A cargo cult is a religious practice that has appeared in many traditional pre-industrial tribal societies in the wake of interaction with technologically advanced cultures. The cults focus on obtaining the material wealth (the “cargo”) of the advanced culture through magic and religious rituals and practices. Cult members believe that the wealth was intended for them by their deities and ancestors. Cargo cults developed primarily in remote parts of New Guinea and other Melanesian and Micronesian societies in the southwest Pacific Ocean, beginning with the first significant arrivals of Westerners in the 19th century. Similar behaviors have, however, also appeared elsewhere in the world.
Cargo cult activity in the Pacific region increased significantly during and immediately after World War II, when the residents of these regions observed the Japanese and American combatants bringing in large amounts of matériel. When the war ended, the military bases closed and the flow of goods and materials ceased. In an attempt to attract further deliveries of goods, followers of the cults engaged in ritualistic practices such as building crude imitation landing strips, aircraft and faux radio equipment out of bamboo or whatever materials they had at hand, and mimicking the behavior that they had observed of the military personnel operating there.

A cargo cult is a religious practice that has appeared in many traditional pre-industrial tribal societies in the wake of interaction with technologically advanced cultures. The cults focus on obtaining the material wealth (the “cargo”) of the advanced culture through magic and religious rituals and practices. Cult members believe that the wealth was intended for them by their deities and ancestors. Cargo cults developed primarily in remote parts of New Guinea and other Melanesian and Micronesian societies in the southwest Pacific Ocean, beginning with the first significant arrivals of Westerners in the 19th century. Similar behaviors have, however, also appeared elsewhere in the world.
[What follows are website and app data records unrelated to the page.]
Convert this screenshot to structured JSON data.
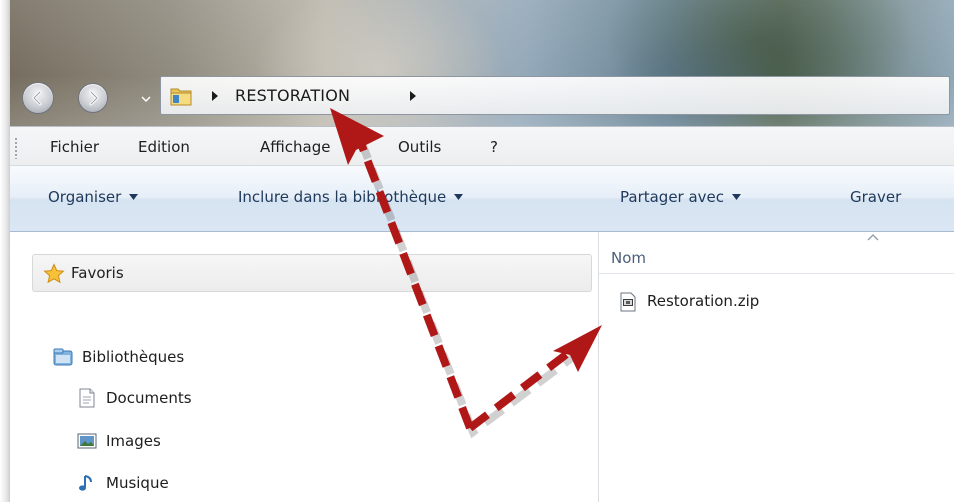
{
  "address_bar": {
    "breadcrumbs": [
      "RESTORATION"
    ]
  },
  "menu": {
    "items": [
      "Fichier",
      "Edition",
      "Affichage",
      "Outils",
      "?"
    ]
  },
  "toolbar": {
    "organiser": "Organiser",
    "inclure": "Inclure dans la bibliothèque",
    "partager": "Partager avec",
    "graver": "Graver"
  },
  "navigation": {
    "favorites": "Favoris",
    "libraries": "Bibliothèques",
    "items": [
      "Documents",
      "Images",
      "Musique"
    ]
  },
  "content": {
    "column_header": "Nom",
    "files": [
      {
        "name": "Restoration.zip",
        "icon": "zip-archive-icon"
      }
    ]
  },
  "annotation": {
    "arrow_color": "#b01818"
  }
}
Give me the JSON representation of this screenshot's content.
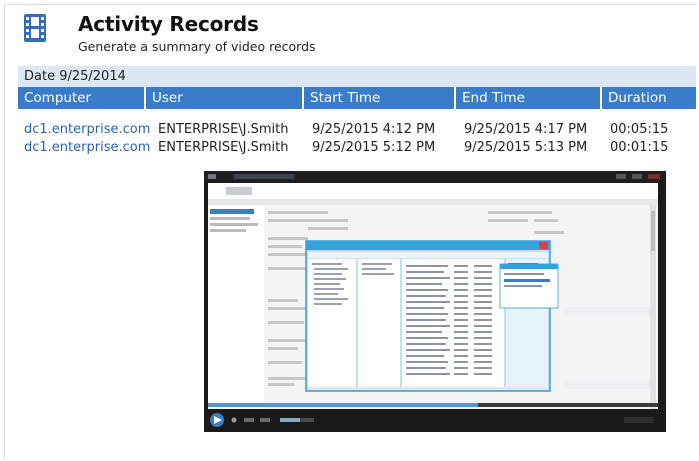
{
  "header": {
    "title": "Activity Records",
    "subtitle": "Generate a summary of video records",
    "icon": "film-reel-icon"
  },
  "date_bar": {
    "label": "Date 9/25/2014"
  },
  "table": {
    "columns": [
      "Computer",
      "User",
      "Start Time",
      "End Time",
      "Duration"
    ],
    "rows": [
      {
        "computer": "dc1.enterprise.com",
        "user": "ENTERPRISE\\J.Smith",
        "start": "9/25/2015 4:12 PM",
        "end": "9/25/2015 4:17 PM",
        "duration": "00:05:15"
      },
      {
        "computer": "dc1.enterprise.com",
        "user": "ENTERPRISE\\J.Smith",
        "start": "9/25/2015 5:12 PM",
        "end": "9/25/2015 5:13 PM",
        "duration": "00:01:15"
      }
    ]
  },
  "video_thumbnail": {
    "content": "screen-recording-preview"
  },
  "colors": {
    "accent": "#3a7cc7",
    "date_bar": "#dce7f3",
    "link": "#2d63b4",
    "icon": "#2e6fb8"
  }
}
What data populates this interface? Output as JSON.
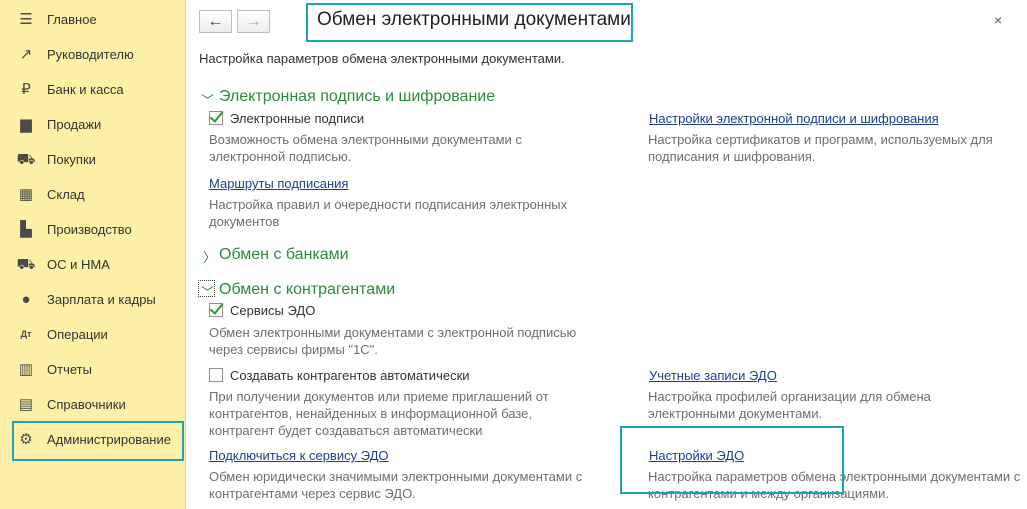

Cargo cult activity in the Pacific region increased significantly during and immediately after World War II, when the residents of these regions observed the Japanese and American combatants bringing in large amounts of matériel. When the war ended, the military bases closed and the flow of goods and materials ceased. In an attempt to attract further deliveries of goods, followers of the cults engaged in ritualistic practices such as building crude imitation landing strips, aircraft and faux radio equipment out of bamboo or whatever materials they had at hand, and mimicking the behavior that they had observed of the military personnel operating there.